INSTRUCTIONS TO FOLLOW: A faithful copy of every entry is the goal; keep the images out of it.

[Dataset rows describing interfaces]
■ ■ ■
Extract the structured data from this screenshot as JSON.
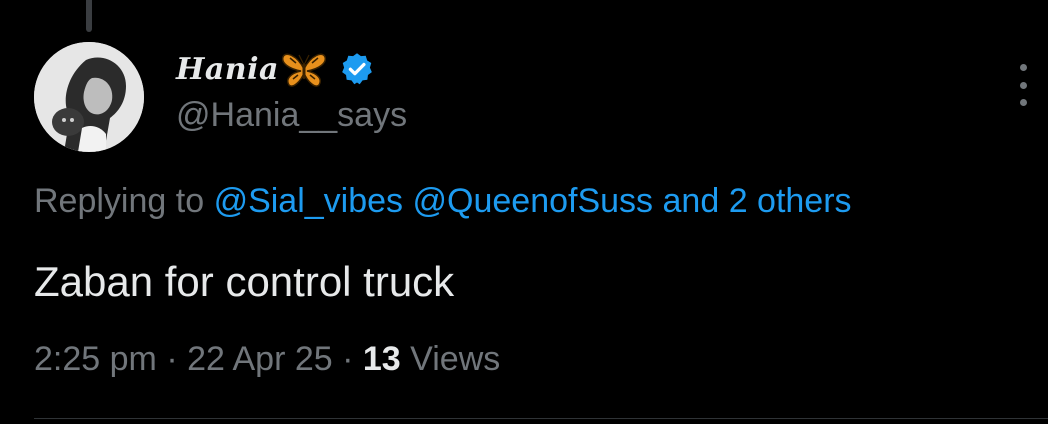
{
  "tweet": {
    "display_name": "Hania",
    "handle": "@Hania__says",
    "replying_prefix": "Replying to",
    "replying_mentions": [
      "@Sial_vibes",
      "@QueenofSuss"
    ],
    "replying_others": "and 2 others",
    "text": "Zaban for control truck",
    "time": "2:25 pm",
    "date": "22 Apr 25",
    "separator": "·",
    "views_count": "13",
    "views_label": "Views"
  },
  "icons": {
    "butterfly": "butterfly-icon",
    "verified": "verified-badge-icon",
    "more": "more-options-icon"
  },
  "colors": {
    "background": "#000000",
    "primary_text": "#e7e9ea",
    "secondary_text": "#71767b",
    "accent": "#1d9bf0",
    "butterfly": "#e8901c"
  }
}
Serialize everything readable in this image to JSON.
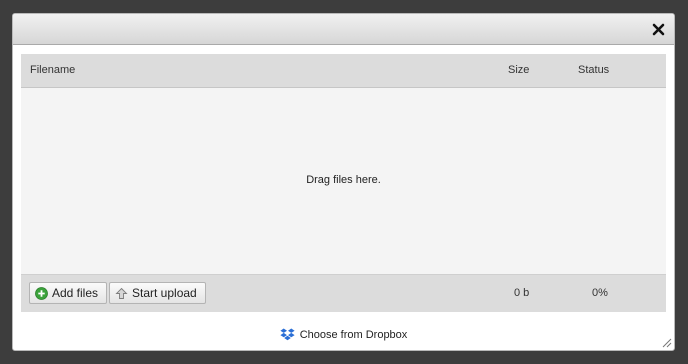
{
  "dialog": {
    "close_icon": "close-icon"
  },
  "table": {
    "headers": {
      "filename": "Filename",
      "size": "Size",
      "status": "Status"
    },
    "drop_message": "Drag files here."
  },
  "footer": {
    "add_files_label": "Add files",
    "start_upload_label": "Start upload",
    "total_size": "0 b",
    "total_status": "0%"
  },
  "dropbox": {
    "label": "Choose from Dropbox",
    "icon": "dropbox-icon",
    "color": "#2b6fd6"
  },
  "colors": {
    "add_icon": "#3aa23a"
  }
}
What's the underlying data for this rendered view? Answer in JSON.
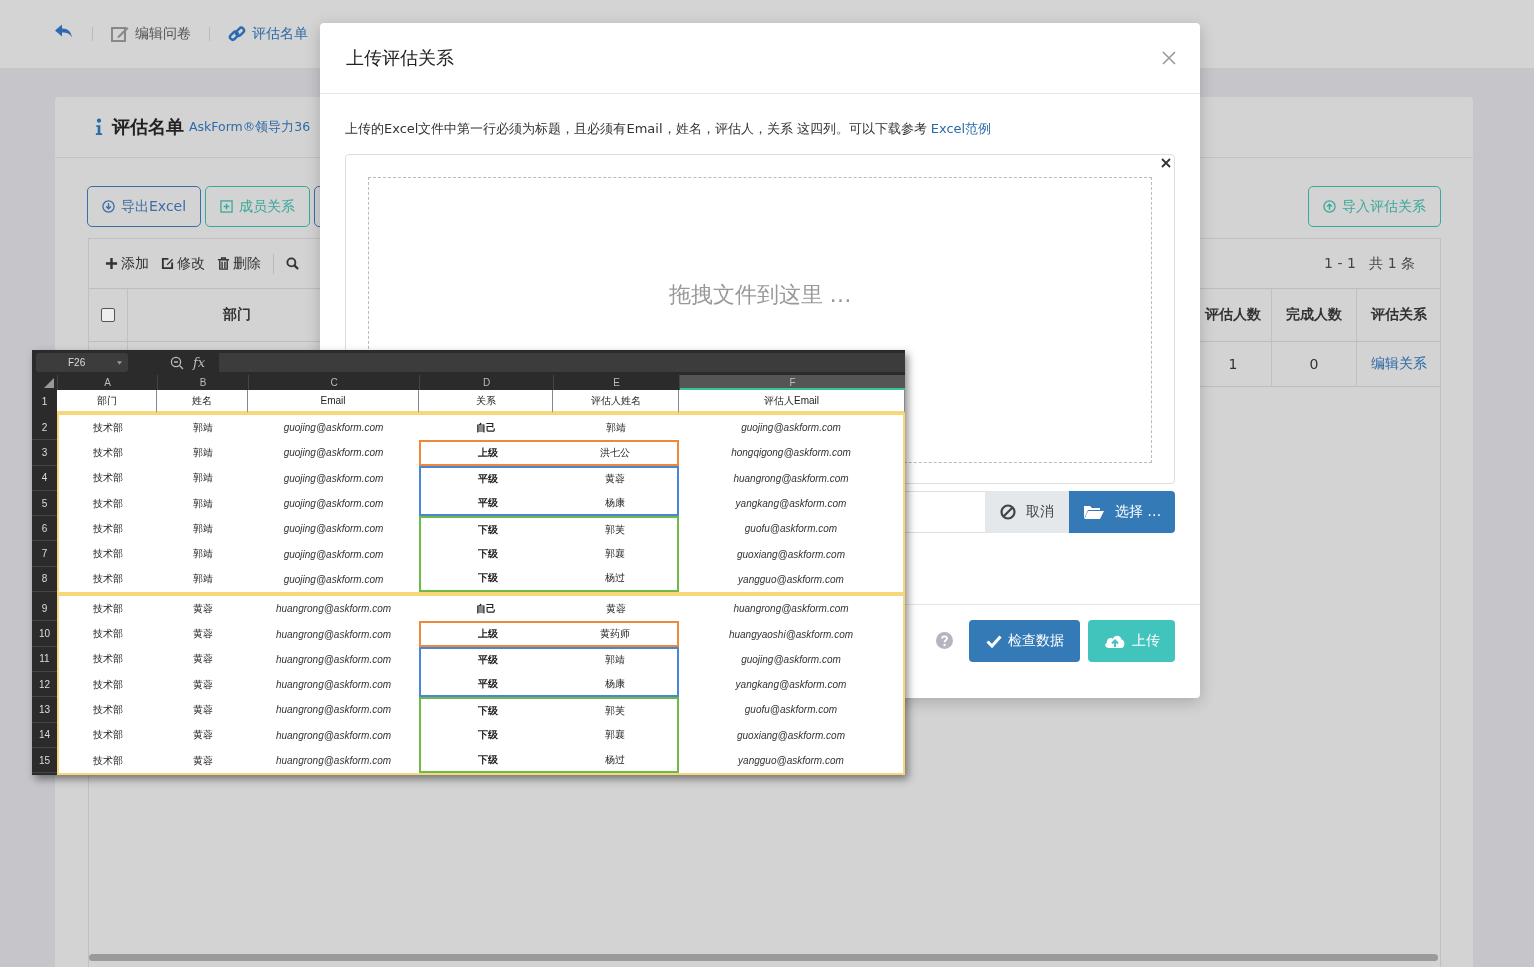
{
  "topbar": {
    "items": [
      {
        "label": "编辑问卷",
        "kind": "edit",
        "selected": false
      },
      {
        "label": "评估名单",
        "kind": "link",
        "selected": true
      }
    ]
  },
  "card": {
    "title": "评估名单",
    "subtitle": "AskForm®领导力36",
    "actions": [
      {
        "label": "导出Excel",
        "kind": "export"
      },
      {
        "label": "成员关系",
        "kind": "members"
      }
    ],
    "import_button": "导入评估关系",
    "tools": [
      {
        "label": "添加",
        "kind": "add"
      },
      {
        "label": "修改",
        "kind": "edit"
      },
      {
        "label": "删除",
        "kind": "delete"
      }
    ],
    "pagination": "1 - 1   共 1 条",
    "select_all": {
      "checked": false
    },
    "columns": [
      "部门",
      "评估人数",
      "完成人数",
      "评估关系"
    ],
    "row": {
      "count": "1",
      "done": "0",
      "action": "编辑关系"
    }
  },
  "modal": {
    "title": "上传评估关系",
    "note": "上传的Excel文件中第一行必须为标题，且必须有Email，姓名，评估人，关系 这四列。可以下载参考",
    "note_link": "Excel范例",
    "dropzone": "拖拽文件到这里 …",
    "cancel": "取消",
    "browse": "选择 …",
    "check": "检查数据",
    "upload": "上传"
  },
  "spreadsheet": {
    "cell_ref": "F26",
    "fx": "fx",
    "columns": [
      {
        "letter": "A",
        "selected": false
      },
      {
        "letter": "B",
        "selected": false
      },
      {
        "letter": "C",
        "selected": false
      },
      {
        "letter": "D",
        "selected": false
      },
      {
        "letter": "E",
        "selected": false
      },
      {
        "letter": "F",
        "selected": true
      }
    ],
    "header_row": {
      "number": "1",
      "cells": [
        "部门",
        "姓名",
        "Email",
        "关系",
        "评估人姓名",
        "评估人Email"
      ]
    },
    "groups": [
      {
        "rows": [
          {
            "number": "2",
            "cells": [
              "技术部",
              "郭靖",
              "guojing@askform.com",
              "自己",
              "郭靖",
              "guojing@askform.com"
            ]
          },
          {
            "number": "3",
            "color": "#f0883a",
            "cells": [
              "技术部",
              "郭靖",
              "guojing@askform.com",
              "上级",
              "洪七公",
              "hongqigong@askform.com"
            ]
          },
          {
            "number": "4",
            "color": "#4a86d8",
            "cells": [
              "技术部",
              "郭靖",
              "guojing@askform.com",
              "平级",
              "黄蓉",
              "huangrong@askform.com"
            ]
          },
          {
            "number": "5",
            "color": "#4a86d8",
            "cells": [
              "技术部",
              "郭靖",
              "guojing@askform.com",
              "平级",
              "杨康",
              "yangkang@askform.com"
            ]
          },
          {
            "number": "6",
            "color": "#6cbb4a",
            "cells": [
              "技术部",
              "郭靖",
              "guojing@askform.com",
              "下级",
              "郭芙",
              "guofu@askform.com"
            ]
          },
          {
            "number": "7",
            "color": "#6cbb4a",
            "cells": [
              "技术部",
              "郭靖",
              "guojing@askform.com",
              "下级",
              "郭襄",
              "guoxiang@askform.com"
            ]
          },
          {
            "number": "8",
            "color": "#6cbb4a",
            "cells": [
              "技术部",
              "郭靖",
              "guojing@askform.com",
              "下级",
              "杨过",
              "yangguo@askform.com"
            ]
          }
        ]
      },
      {
        "rows": [
          {
            "number": "9",
            "cells": [
              "技术部",
              "黄蓉",
              "huangrong@askform.com",
              "自己",
              "黄蓉",
              "huangrong@askform.com"
            ]
          },
          {
            "number": "10",
            "color": "#f0883a",
            "cells": [
              "技术部",
              "黄蓉",
              "huangrong@askform.com",
              "上级",
              "黄药师",
              "huangyaoshi@askform.com"
            ]
          },
          {
            "number": "11",
            "color": "#4a86d8",
            "cells": [
              "技术部",
              "黄蓉",
              "huangrong@askform.com",
              "平级",
              "郭靖",
              "guojing@askform.com"
            ]
          },
          {
            "number": "12",
            "color": "#4a86d8",
            "cells": [
              "技术部",
              "黄蓉",
              "huangrong@askform.com",
              "平级",
              "杨康",
              "yangkang@askform.com"
            ]
          },
          {
            "number": "13",
            "color": "#6cbb4a",
            "cells": [
              "技术部",
              "黄蓉",
              "huangrong@askform.com",
              "下级",
              "郭芙",
              "guofu@askform.com"
            ]
          },
          {
            "number": "14",
            "color": "#6cbb4a",
            "cells": [
              "技术部",
              "黄蓉",
              "huangrong@askform.com",
              "下级",
              "郭襄",
              "guoxiang@askform.com"
            ]
          },
          {
            "number": "15",
            "color": "#6cbb4a",
            "cells": [
              "技术部",
              "黄蓉",
              "huangrong@askform.com",
              "下级",
              "杨过",
              "yangguo@askform.com"
            ]
          }
        ]
      }
    ]
  }
}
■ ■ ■
SOLUTION BELOW:
Extract the structured data from this screenshot as JSON.
{
  "tweet": {
    "display_name": "Hania",
    "handle": "@Hania__says",
    "replying_prefix": "Replying to",
    "replying_mentions": [
      "@Sial_vibes",
      "@QueenofSuss"
    ],
    "replying_others": "and 2 others",
    "text": "Zaban for control truck",
    "time": "2:25 pm",
    "date": "22 Apr 25",
    "separator": "·",
    "views_count": "13",
    "views_label": "Views"
  },
  "icons": {
    "butterfly": "butterfly-icon",
    "verified": "verified-badge-icon",
    "more": "more-options-icon"
  },
  "colors": {
    "background": "#000000",
    "primary_text": "#e7e9ea",
    "secondary_text": "#71767b",
    "accent": "#1d9bf0",
    "butterfly": "#e8901c"
  }
}
Serialize everything readable in this image to JSON.
{
  "dialog": {
    "close_icon": "close-icon"
  },
  "table": {
    "headers": {
      "filename": "Filename",
      "size": "Size",
      "status": "Status"
    },
    "drop_message": "Drag files here."
  },
  "footer": {
    "add_files_label": "Add files",
    "start_upload_label": "Start upload",
    "total_size": "0 b",
    "total_status": "0%"
  },
  "dropbox": {
    "label": "Choose from Dropbox",
    "icon": "dropbox-icon",
    "color": "#2b6fd6"
  },
  "colors": {
    "add_icon": "#3aa23a"
  }
}
What's the underlying data for this rendered view? Answer in JSON.
{
  "topbar": {
    "items": [
      {
        "label": "编辑问卷",
        "kind": "edit",
        "selected": false
      },
      {
        "label": "评估名单",
        "kind": "link",
        "selected": true
      }
    ]
  },
  "card": {
    "title": "评估名单",
    "subtitle": "AskForm®领导力36",
    "actions": [
      {
        "label": "导出Excel",
        "kind": "export"
      },
      {
        "label": "成员关系",
        "kind": "members"
      }
    ],
    "import_button": "导入评估关系",
    "tools": [
      {
        "label": "添加",
        "kind": "add"
      },
      {
        "label": "修改",
        "kind": "edit"
      },
      {
        "label": "删除",
        "kind": "delete"
      }
    ],
    "pagination": "1 - 1   共 1 条",
    "select_all": {
      "checked": false
    },
    "columns": [
      "部门",
      "评估人数",
      "完成人数",
      "评估关系"
    ],
    "row": {
      "count": "1",
      "done": "0",
      "action": "编辑关系"
    }
  },
  "modal": {
    "title": "上传评估关系",
    "note": "上传的Excel文件中第一行必须为标题，且必须有Email，姓名，评估人，关系 这四列。可以下载参考",
    "note_link": "Excel范例",
    "dropzone": "拖拽文件到这里 …",
    "cancel": "取消",
    "browse": "选择 …",
    "check": "检查数据",
    "upload": "上传"
  },
  "spreadsheet": {
    "cell_ref": "F26",
    "fx": "fx",
    "columns": [
      {
        "letter": "A",
        "selected": false
      },
      {
        "letter": "B",
        "selected": false
      },
      {
        "letter": "C",
        "selected": false
      },
      {
        "letter": "D",
        "selected": false
      },
      {
        "letter": "E",
        "selected": false
      },
      {
        "letter": "F",
        "selected": true
      }
    ],
    "header_row": {
      "number": "1",
      "cells": [
        "部门",
        "姓名",
        "Email",
        "关系",
        "评估人姓名",
        "评估人Email"
      ]
    },
    "groups": [
      {
        "rows": [
          {
            "number": "2",
            "cells": [
              "技术部",
              "郭靖",
              "guojing@askform.com",
              "自己",
              "郭靖",
              "guojing@askform.com"
            ]
          },
          {
            "number": "3",
            "color": "#f0883a",
            "cells": [
              "技术部",
              "郭靖",
              "guojing@askform.com",
              "上级",
              "洪七公",
              "hongqigong@askform.com"
            ]
          },
          {
            "number": "4",
            "color": "#4a86d8",
            "cells": [
              "技术部",
              "郭靖",
              "guojing@askform.com",
              "平级",
              "黄蓉",
              "huangrong@askform.com"
            ]
          },
          {
            "number": "5",
            "color": "#4a86d8",
            "cells": [
              "技术部",
              "郭靖",
              "guojing@askform.com",
              "平级",
              "杨康",
              "yangkang@askform.com"
            ]
          },
          {
            "number": "6",
            "color": "#6cbb4a",
            "cells": [
              "技术部",
              "郭靖",
              "guojing@askform.com",
              "下级",
              "郭芙",
              "guofu@askform.com"
            ]
          },
          {
            "number": "7",
            "color": "#6cbb4a",
            "cells": [
              "技术部",
              "郭靖",
              "guojing@askform.com",
              "下级",
              "郭襄",
              "guoxiang@askform.com"
            ]
          },
          {
            "number": "8",
            "color": "#6cbb4a",
            "cells": [
              "技术部",
              "郭靖",
              "guojing@askform.com",
              "下级",
              "杨过",
              "yangguo@askform.com"
            ]
          }
        ]
      },
      {
        "rows": [
          {
            "number": "9",
            "cells": [
              "技术部",
              "黄蓉",
              "huangrong@askform.com",
              "自己",
              "黄蓉",
              "huangrong@askform.com"
            ]
          },
          {
            "number": "10",
            "color": "#f0883a",
            "cells": [
              "技术部",
              "黄蓉",
              "huangrong@askform.com",
              "上级",
              "黄药师",
              "huangyaoshi@askform.com"
            ]
          },
          {
            "number": "11",
            "color": "#4a86d8",
            "cells": [
              "技术部",
              "黄蓉",
              "huangrong@askform.com",
              "平级",
              "郭靖",
              "guojing@askform.com"
            ]
          },
          {
            "number": "12",
            "color": "#4a86d8",
            "cells": [
              "技术部",
              "黄蓉",
              "huangrong@askform.com",
              "平级",
              "杨康",
              "yangkang@askform.com"
            ]
          },
          {
            "number": "13",
            "color": "#6cbb4a",
            "cells": [
              "技术部",
              "黄蓉",
              "huangrong@askform.com",
              "下级",
              "郭芙",
              "guofu@askform.com"
            ]
          },
          {
            "number": "14",
            "color": "#6cbb4a",
            "cells": [
              "技术部",
              "黄蓉",
              "huangrong@askform.com",
              "下级",
              "郭襄",
              "guoxiang@askform.com"
            ]
          },
          {
            "number": "15",
            "color": "#6cbb4a",
            "cells": [
              "技术部",
              "黄蓉",
              "huangrong@askform.com",
              "下级",
              "杨过",
              "yangguo@askform.com"
            ]
          }
        ]
      }
    ]
  }
}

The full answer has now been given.